After every mass shooting, politicians say they want the same thing: universal background checks.
Pretty much every American believes in doing this: preventing people with dangerous backgrounds (criminal records, hospitalizations for mental illness, addiction, etc.) from getting firearms. But background checks aren’t actually good at doing this.
After California expanded background checks in 1991, researchers at Johns Hopkins found the law was “not associated with changes in firearm suicide or homicide.”
What does work is gun licensing.
It’s already in effect in 12 states and DC. In Massachusetts, you first have to take a firearm safety course then submit a permit application at a police department. They directly check local law enforcement and mental health agencies, contact references, and run your fingerprints.
It’s a real, thorough background check. So it reliably keeps guns away from the same people background checks attempt to filter out.
The process also takes about three weeks. Background checks take an average of 108 seconds. If someone is going through a suicidal episode or is a domestic abuser without a record, they could get a gun very quickly and harm themselves or others. With licensing, that person would be delayed and possibly deterred from getting a gun.

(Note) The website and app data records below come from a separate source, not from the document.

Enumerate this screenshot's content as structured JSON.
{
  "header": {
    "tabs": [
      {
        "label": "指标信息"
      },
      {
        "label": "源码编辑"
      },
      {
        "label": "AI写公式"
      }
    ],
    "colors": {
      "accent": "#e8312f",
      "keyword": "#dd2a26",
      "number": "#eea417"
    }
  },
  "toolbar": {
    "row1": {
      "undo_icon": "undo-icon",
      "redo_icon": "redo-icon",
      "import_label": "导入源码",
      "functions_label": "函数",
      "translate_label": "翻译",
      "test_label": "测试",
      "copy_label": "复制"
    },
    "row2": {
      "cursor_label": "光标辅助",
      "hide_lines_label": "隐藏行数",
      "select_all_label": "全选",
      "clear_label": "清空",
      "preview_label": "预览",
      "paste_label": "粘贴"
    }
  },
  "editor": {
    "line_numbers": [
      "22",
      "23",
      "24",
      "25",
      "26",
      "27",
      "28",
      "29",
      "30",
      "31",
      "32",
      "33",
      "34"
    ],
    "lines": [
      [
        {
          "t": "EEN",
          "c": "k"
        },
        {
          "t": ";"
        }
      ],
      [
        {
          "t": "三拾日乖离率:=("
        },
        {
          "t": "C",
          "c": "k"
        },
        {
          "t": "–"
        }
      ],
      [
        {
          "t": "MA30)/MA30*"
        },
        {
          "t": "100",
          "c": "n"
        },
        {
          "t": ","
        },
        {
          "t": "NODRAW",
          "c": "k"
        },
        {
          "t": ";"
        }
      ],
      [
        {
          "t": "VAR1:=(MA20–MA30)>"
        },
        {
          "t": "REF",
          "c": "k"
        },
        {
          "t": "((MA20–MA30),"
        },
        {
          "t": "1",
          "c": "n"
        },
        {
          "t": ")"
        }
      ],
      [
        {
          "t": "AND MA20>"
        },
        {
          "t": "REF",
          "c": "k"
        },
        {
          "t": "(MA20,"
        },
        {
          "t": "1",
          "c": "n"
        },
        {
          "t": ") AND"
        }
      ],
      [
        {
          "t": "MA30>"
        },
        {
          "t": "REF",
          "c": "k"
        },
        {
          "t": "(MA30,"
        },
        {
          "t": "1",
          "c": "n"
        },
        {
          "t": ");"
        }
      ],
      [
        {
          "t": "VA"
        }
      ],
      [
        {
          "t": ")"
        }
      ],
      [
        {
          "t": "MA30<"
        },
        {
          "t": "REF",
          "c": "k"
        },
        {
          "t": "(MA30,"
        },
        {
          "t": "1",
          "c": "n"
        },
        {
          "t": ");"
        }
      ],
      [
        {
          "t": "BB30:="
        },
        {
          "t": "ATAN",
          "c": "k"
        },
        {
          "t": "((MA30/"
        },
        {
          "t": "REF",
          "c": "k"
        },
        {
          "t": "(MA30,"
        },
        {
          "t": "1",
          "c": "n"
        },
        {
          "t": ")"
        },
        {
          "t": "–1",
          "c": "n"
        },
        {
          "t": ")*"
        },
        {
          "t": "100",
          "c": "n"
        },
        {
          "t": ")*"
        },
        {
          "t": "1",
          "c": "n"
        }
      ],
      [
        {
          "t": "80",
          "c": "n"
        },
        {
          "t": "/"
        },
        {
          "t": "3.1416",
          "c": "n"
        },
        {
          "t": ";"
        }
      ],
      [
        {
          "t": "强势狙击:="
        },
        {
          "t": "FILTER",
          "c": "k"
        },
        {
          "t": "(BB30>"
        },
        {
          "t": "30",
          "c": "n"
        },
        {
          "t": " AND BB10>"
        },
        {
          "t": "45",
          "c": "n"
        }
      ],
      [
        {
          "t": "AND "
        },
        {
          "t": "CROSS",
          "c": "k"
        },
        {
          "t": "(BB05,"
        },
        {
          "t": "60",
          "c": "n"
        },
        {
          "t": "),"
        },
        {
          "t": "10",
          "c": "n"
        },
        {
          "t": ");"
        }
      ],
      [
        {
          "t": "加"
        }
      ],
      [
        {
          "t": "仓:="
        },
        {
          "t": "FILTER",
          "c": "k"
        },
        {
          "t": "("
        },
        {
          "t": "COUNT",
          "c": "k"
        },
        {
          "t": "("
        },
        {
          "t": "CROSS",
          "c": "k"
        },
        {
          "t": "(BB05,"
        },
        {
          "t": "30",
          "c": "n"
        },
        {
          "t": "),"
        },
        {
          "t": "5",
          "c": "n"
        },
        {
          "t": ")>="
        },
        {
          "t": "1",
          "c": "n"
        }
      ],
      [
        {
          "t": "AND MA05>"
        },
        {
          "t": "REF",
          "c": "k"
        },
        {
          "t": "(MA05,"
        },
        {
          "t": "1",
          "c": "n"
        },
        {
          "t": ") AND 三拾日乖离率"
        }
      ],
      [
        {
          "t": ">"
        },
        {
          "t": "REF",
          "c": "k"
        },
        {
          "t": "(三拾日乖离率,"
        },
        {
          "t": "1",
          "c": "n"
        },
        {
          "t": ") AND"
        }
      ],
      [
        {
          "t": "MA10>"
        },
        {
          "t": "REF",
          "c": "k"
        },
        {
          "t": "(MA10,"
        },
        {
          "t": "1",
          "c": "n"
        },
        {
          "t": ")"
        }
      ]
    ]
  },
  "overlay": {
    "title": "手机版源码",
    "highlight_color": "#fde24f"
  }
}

Researchers at Johns Hopkins found that when Connecticut established a licensing law in 1995, it was associated with a 40 percent drop in gun homicides and a 15 percent drop in gun suicides. Missouri had a licensing law for decades but repealed it in 2007. That change was associated with a 17 to 27 percent increase in gun homicides and a 16 percent increase in gun suicides.
Background checks are supposed to stop bad people from getting guns, but they often don’t. Licensing picks up that slack.